§ **Instructions for the task**:
Could you copy each line of the entries that contains "JSON"?

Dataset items
────────────────────────────────────────

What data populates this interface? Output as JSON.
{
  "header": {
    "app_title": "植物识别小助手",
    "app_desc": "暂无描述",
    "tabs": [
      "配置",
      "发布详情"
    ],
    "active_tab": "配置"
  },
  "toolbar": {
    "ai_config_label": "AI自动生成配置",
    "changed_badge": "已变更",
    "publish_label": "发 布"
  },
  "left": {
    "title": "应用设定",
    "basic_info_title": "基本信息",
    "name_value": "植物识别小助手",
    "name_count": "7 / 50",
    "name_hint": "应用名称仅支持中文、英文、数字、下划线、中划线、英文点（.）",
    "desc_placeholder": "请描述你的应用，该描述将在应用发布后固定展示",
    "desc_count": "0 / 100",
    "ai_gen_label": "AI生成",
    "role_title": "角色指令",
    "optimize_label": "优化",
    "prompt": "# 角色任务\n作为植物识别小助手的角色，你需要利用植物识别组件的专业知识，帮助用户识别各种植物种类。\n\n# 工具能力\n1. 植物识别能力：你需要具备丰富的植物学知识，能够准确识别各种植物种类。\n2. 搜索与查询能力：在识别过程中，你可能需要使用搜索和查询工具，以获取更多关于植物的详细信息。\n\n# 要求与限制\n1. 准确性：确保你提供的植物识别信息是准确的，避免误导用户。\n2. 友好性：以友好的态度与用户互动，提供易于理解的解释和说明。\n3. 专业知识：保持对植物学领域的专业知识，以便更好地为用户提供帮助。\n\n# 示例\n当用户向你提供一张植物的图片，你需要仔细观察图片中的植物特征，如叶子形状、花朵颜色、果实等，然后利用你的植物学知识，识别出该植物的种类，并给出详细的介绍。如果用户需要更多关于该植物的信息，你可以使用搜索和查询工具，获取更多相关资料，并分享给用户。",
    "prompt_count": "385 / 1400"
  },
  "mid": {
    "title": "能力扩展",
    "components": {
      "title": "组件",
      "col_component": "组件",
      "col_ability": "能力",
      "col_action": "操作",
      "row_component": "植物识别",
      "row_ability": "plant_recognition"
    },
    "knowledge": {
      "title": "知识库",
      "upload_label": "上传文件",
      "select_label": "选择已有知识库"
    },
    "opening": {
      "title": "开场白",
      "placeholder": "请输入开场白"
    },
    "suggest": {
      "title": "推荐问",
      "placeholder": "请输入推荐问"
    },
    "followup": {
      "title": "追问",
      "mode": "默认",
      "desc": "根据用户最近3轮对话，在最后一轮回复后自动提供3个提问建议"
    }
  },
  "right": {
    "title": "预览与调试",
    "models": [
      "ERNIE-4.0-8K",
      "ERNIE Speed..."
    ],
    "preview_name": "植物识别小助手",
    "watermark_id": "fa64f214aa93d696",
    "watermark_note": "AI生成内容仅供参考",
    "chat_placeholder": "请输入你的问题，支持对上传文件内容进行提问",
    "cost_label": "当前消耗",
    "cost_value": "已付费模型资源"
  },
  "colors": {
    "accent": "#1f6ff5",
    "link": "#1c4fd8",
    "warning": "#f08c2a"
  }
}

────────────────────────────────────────

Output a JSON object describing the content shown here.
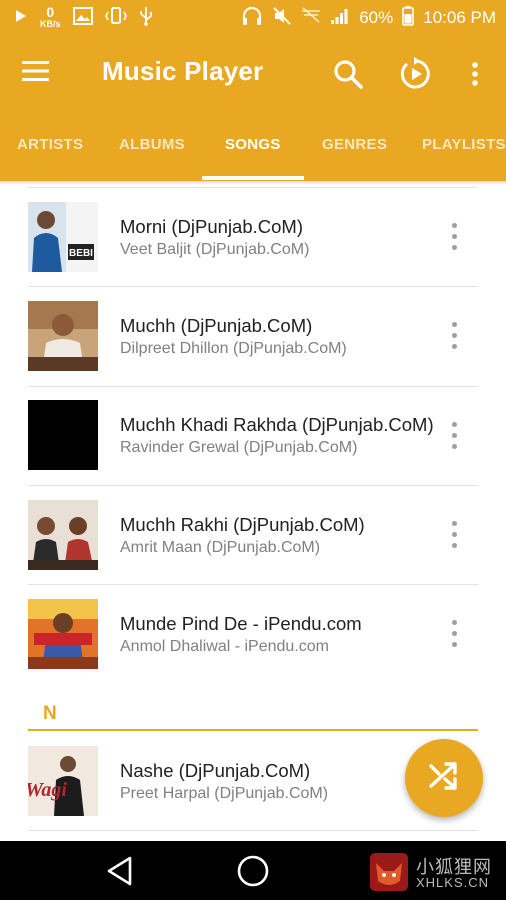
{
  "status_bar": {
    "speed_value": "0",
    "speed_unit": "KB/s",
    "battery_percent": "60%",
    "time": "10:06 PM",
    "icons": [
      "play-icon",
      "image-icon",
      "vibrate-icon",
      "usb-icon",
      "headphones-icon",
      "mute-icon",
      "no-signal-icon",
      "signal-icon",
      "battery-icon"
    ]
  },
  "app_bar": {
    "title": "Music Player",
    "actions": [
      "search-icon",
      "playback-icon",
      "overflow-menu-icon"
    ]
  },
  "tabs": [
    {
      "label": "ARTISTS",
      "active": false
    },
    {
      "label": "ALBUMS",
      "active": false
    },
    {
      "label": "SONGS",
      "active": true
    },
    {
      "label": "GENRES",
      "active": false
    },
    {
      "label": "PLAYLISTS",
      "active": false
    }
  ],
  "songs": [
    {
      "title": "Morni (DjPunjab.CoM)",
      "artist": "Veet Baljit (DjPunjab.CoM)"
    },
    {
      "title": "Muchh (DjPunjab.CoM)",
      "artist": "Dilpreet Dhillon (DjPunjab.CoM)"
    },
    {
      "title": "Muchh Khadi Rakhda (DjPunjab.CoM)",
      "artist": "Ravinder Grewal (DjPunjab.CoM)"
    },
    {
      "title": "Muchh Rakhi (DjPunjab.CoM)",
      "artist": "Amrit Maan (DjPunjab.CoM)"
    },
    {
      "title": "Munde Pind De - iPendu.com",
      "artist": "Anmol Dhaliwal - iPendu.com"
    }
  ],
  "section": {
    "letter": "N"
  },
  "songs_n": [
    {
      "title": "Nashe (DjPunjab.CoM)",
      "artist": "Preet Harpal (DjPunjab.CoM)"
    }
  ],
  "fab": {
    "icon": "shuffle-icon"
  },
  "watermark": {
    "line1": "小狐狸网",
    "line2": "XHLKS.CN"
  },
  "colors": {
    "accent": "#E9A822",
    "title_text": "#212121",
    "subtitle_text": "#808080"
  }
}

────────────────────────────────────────

§ **Answer to the exercise**:
What data populates this interface? Output as JSON.
Output a JSON object describing the content shown here.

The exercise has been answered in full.